Back in the days when print advertising dominated the marketing scene, size and placement were everything. If you could invest all your publicity dollars on a prime spot in a popular daily, you would see your money pay off the next day.
Now, in the platform era, there is no single source of information, no square of media that is guaranteed to be visited by a majority of your audience. To succeed in the modern era, your strategy needs to mimic how consumers are moving around online — they flit, they float, from one channel to another, picking up bits and pieces of information, some of which they will use later to make a purchasing decision.
We call this strategy channel diversification. A diversification marketing strategy means meeting customers where they are, rather than setting up camp in one popular spot and hoping they’ll come to you. Channel diversification means appearing in three or four different channels, knowing that the average consumer will need three or four exposures to your brand to trigger some kind of response in return.
How Do Omnichannel Marketing Campaigns Aid Growth?
The first way that channel diversification aids growth is simply by lowering risk. If you entrust all your campaign power to a single third-party platform, you’re banking on that platform catering to your audience consistently and maintaining the rules you agreed to. Marketing risk management is a vital step toward growth because it makes each dollar you invest in marketing count.
Channel diversification gives your brand the opportunity to move up the funnel and catch people before they’re ready to buy, many days before an algorithm may signal that this customer is hot. Marketers who stick to Google Ads alone may mistakenly believe they’ve done all they can to attract buyers. Fortunately, a new channel could open up a whole new audience that missed their Google Ad strategy. As such, a diversification marketing strategy goes hand in hand with a marketing growth strategy.
Additionally, in the world of online content marketing strategy, data reigns supreme. The way we write marketing copy is not that different from the days of catalogs, the difference being that we now have data to help us make informed decisions and spend our money wisely. Different channels will bring different collections of data, and depending on your campaign goal, one channel will bring more helpful data than another.
Without this kind of channel diversification strategy in place, companies leave themselves vulnerable. If you put all your marketing efforts into Facebook, for example, your ad campaign is at the mercy of that one company, whose algorithm will change whether you like it or not and whose own business needs and goals will always come before yours.
What Makes a Great Omnichannel Marketing Strategy?
The benefits of omnichannel marketing are clear, but should you try to land on every platform and channel out there?

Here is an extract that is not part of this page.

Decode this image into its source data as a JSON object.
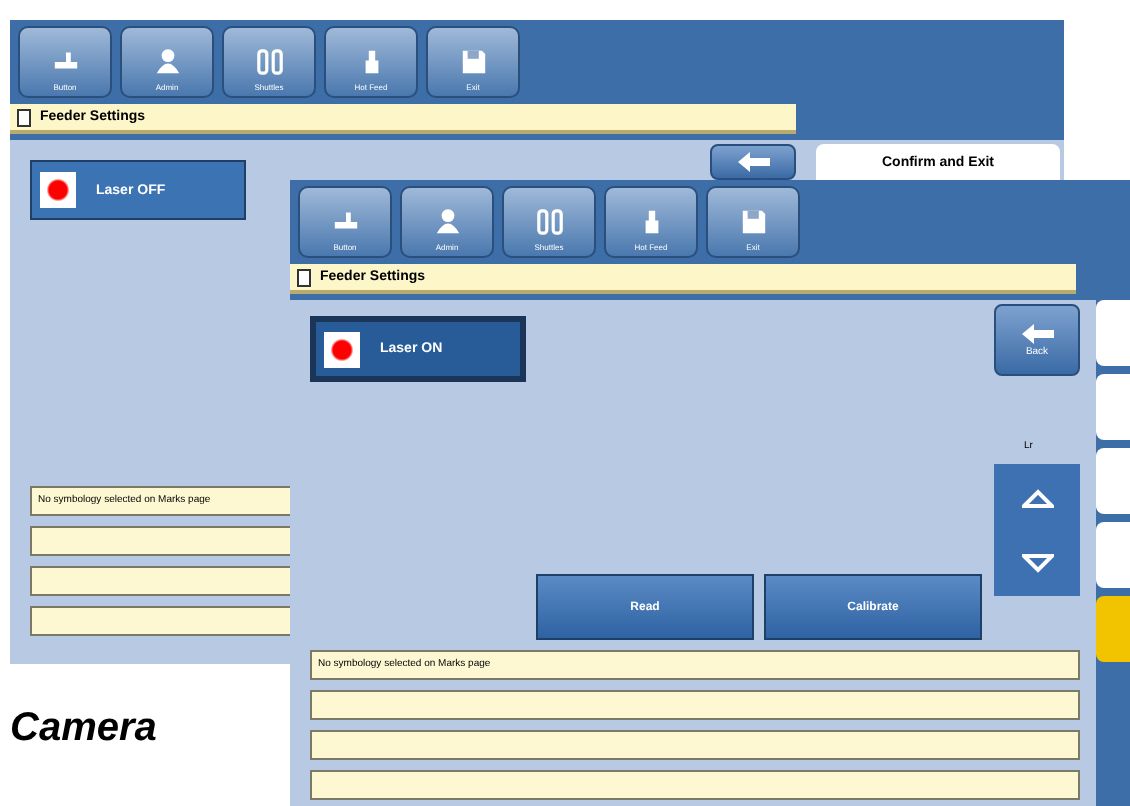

Rather than spreading your marketing efforts too thin, consider following these best practices to see channel diversification work for your unique marketing goals.
- Go hard or go home.
Channel diversification works as a strategy by lowering the risk of a single platform and giving you many more chances to reach members of your ideal audience at the time they’re able to act. If you don’t fully embrace the idea of omnichannel, your ad campaign won’t take advantage of these benefits. A good diversification strategy will look at paid, earned, and owned media and will use data to refine what balance of those three pillars works for your business and brand.
- Invest in online word of mouth.
Many brands avoid asking for reviews or referrals. In fact, 42% of companies say they don’t stop to collect feedback. Consider that a staggering 93% of consumers read reviews before buying a product, and you can see what’s wrong with that equation. Word-of-mouth marketing channels like email and referrals are often overlooked and untapped. Look at your Net Promoter Score, reward your raving fans, and watch them spread the word. Investing in word-of-mouth marketing strategies will allow consumers to purchase your products while simultaneously gaining trust in your brand.
- Plan for your future ROI.
Working in a wide range of marketing channels means you will be able to shift your attention and your investment from one to the other and back again when your audience or your needs shift. Having an omnichannel marketing approach allows your business to respond and act on what online environment trends are saying. It will also allow you to develop an understanding of what is working now and what may work better in the future. Channel diversification will add incremental value to your ROI over time, ultimately allowing for future success.
An omnichannel marketing strategy isn’t just an option anymore; it’s a necessity. In an age when consumers move seamlessly across platforms throughout the day, marketing efforts must meet consumers where they are by preparing for buying decisions in ever-changing ways. To learn more about omnichannel marketing and how to diversify your business’s marketing efforts, contact us today.